**Data about app and page elements:**
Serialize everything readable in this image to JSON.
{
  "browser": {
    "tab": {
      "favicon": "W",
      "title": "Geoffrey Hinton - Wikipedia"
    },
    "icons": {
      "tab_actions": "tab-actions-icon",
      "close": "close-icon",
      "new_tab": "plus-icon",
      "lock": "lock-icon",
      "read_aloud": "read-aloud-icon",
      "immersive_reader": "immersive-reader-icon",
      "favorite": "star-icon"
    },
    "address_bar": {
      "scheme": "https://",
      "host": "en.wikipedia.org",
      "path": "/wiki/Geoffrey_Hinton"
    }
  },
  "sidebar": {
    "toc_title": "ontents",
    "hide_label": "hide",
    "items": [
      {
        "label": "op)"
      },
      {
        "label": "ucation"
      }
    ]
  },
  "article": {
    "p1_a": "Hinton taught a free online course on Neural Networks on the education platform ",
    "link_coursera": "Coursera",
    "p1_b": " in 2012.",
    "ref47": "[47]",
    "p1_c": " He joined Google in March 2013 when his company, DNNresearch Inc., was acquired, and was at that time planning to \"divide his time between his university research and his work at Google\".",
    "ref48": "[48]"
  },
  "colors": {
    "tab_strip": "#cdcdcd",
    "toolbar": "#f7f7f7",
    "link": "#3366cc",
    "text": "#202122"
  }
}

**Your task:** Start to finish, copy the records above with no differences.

**Exercise solution:**
Serialize everything readable in this image to JSON.
{
  "browser": {
    "tab": {
      "favicon": "W",
      "title": "Geoffrey Hinton - Wikipedia"
    },
    "icons": {
      "tab_actions": "tab-actions-icon",
      "close": "close-icon",
      "new_tab": "plus-icon",
      "lock": "lock-icon",
      "read_aloud": "read-aloud-icon",
      "immersive_reader": "immersive-reader-icon",
      "favorite": "star-icon"
    },
    "address_bar": {
      "scheme": "https://",
      "host": "en.wikipedia.org",
      "path": "/wiki/Geoffrey_Hinton"
    }
  },
  "sidebar": {
    "toc_title": "ontents",
    "hide_label": "hide",
    "items": [
      {
        "label": "op)"
      },
      {
        "label": "ucation"
      }
    ]
  },
  "article": {
    "p1_a": "Hinton taught a free online course on Neural Networks on the education platform ",
    "link_coursera": "Coursera",
    "p1_b": " in 2012.",
    "ref47": "[47]",
    "p1_c": " He joined Google in March 2013 when his company, DNNresearch Inc., was acquired, and was at that time planning to \"divide his time between his university research and his work at Google\".",
    "ref48": "[48]"
  },
  "colors": {
    "tab_strip": "#cdcdcd",
    "toolbar": "#f7f7f7",
    "link": "#3366cc",
    "text": "#202122"
  }
}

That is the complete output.